### Problem requirements
The word "Access" may appear in some of the lines below. State how many lines contain it, and write only that number.

[Excerpts from an interface dataset]
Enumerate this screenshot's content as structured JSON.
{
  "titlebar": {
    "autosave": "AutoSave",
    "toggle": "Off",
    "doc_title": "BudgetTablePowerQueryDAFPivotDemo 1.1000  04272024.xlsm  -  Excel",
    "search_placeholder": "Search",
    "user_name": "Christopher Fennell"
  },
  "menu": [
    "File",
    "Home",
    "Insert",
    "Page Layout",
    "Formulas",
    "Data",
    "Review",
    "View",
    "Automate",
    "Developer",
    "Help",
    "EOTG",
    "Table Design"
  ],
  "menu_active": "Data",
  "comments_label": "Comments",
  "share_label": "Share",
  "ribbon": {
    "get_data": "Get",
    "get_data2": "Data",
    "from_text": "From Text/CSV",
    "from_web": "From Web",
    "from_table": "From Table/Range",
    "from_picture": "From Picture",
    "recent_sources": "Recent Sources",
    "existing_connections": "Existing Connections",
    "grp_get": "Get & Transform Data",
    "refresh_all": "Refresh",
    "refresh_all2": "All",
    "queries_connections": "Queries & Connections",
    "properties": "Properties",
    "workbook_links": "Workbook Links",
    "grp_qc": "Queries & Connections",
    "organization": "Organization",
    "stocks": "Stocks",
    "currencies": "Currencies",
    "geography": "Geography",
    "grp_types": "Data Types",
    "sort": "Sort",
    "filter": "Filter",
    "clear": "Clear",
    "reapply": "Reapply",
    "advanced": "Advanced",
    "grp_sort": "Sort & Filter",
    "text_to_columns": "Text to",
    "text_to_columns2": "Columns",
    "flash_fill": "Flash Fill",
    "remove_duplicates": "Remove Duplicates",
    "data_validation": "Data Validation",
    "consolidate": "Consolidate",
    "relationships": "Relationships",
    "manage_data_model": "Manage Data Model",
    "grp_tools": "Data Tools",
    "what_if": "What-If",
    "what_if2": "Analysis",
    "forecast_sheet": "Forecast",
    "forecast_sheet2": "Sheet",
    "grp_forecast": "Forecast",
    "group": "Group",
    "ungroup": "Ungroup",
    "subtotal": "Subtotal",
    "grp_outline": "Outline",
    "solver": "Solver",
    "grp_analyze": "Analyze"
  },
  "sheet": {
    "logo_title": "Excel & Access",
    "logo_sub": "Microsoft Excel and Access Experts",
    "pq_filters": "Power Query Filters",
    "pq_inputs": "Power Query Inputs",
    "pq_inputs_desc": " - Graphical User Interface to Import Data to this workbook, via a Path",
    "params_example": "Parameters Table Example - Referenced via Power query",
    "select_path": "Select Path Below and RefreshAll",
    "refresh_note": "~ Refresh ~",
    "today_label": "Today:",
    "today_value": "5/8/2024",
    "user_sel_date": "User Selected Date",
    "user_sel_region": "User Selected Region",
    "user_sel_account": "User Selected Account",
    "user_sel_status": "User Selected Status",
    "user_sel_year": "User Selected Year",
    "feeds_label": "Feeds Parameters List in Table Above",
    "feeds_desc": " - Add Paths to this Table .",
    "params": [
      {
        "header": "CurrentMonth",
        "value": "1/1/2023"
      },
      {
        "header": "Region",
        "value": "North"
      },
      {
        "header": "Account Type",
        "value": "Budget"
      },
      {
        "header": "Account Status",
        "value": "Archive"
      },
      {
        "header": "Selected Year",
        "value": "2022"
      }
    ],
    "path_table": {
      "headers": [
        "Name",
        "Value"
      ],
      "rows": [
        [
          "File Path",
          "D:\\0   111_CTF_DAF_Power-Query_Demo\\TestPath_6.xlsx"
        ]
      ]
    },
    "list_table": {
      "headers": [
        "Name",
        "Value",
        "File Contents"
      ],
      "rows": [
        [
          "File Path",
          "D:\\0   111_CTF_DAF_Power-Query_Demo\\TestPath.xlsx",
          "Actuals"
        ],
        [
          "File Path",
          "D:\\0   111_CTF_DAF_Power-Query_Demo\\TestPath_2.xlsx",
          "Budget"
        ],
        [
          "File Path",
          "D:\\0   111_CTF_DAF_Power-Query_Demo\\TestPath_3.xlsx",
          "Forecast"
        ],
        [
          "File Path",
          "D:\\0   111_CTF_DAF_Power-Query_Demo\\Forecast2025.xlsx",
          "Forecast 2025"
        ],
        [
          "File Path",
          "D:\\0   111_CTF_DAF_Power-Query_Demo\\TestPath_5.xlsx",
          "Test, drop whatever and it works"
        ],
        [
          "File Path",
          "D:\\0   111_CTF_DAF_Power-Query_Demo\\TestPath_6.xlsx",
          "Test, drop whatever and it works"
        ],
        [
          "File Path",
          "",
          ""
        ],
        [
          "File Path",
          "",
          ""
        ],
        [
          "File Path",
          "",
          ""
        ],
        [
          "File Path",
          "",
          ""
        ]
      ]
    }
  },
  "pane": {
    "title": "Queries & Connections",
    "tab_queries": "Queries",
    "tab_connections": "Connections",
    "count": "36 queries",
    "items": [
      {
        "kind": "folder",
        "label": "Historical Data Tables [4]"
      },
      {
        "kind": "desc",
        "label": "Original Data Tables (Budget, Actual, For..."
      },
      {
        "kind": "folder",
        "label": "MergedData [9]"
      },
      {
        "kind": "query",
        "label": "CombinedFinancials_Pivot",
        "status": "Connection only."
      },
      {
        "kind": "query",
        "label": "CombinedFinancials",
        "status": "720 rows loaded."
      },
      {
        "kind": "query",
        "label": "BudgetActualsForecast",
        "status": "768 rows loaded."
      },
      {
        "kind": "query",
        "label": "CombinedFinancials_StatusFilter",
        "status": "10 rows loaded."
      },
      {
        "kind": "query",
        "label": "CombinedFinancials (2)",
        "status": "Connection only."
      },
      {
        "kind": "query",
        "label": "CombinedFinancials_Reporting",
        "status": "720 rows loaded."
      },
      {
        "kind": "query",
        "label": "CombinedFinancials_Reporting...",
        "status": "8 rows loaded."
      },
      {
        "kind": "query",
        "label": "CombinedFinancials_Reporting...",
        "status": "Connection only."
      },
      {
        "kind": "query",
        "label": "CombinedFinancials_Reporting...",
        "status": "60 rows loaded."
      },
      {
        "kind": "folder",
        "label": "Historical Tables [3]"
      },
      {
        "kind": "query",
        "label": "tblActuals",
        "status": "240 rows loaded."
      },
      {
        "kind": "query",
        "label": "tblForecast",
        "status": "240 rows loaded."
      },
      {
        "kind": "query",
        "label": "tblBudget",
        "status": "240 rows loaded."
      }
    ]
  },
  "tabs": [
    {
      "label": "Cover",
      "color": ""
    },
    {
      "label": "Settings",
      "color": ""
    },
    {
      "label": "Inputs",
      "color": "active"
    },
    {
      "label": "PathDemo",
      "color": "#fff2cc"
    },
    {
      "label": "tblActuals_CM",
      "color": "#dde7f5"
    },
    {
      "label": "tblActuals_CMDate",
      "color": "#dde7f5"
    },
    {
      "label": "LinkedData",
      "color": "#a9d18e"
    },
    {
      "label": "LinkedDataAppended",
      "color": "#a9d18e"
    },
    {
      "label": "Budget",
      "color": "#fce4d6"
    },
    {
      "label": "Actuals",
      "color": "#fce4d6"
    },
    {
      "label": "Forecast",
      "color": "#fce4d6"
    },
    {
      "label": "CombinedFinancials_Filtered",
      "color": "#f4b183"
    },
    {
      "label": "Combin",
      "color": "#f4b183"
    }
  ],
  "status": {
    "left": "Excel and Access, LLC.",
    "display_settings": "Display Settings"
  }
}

### Result for this task
3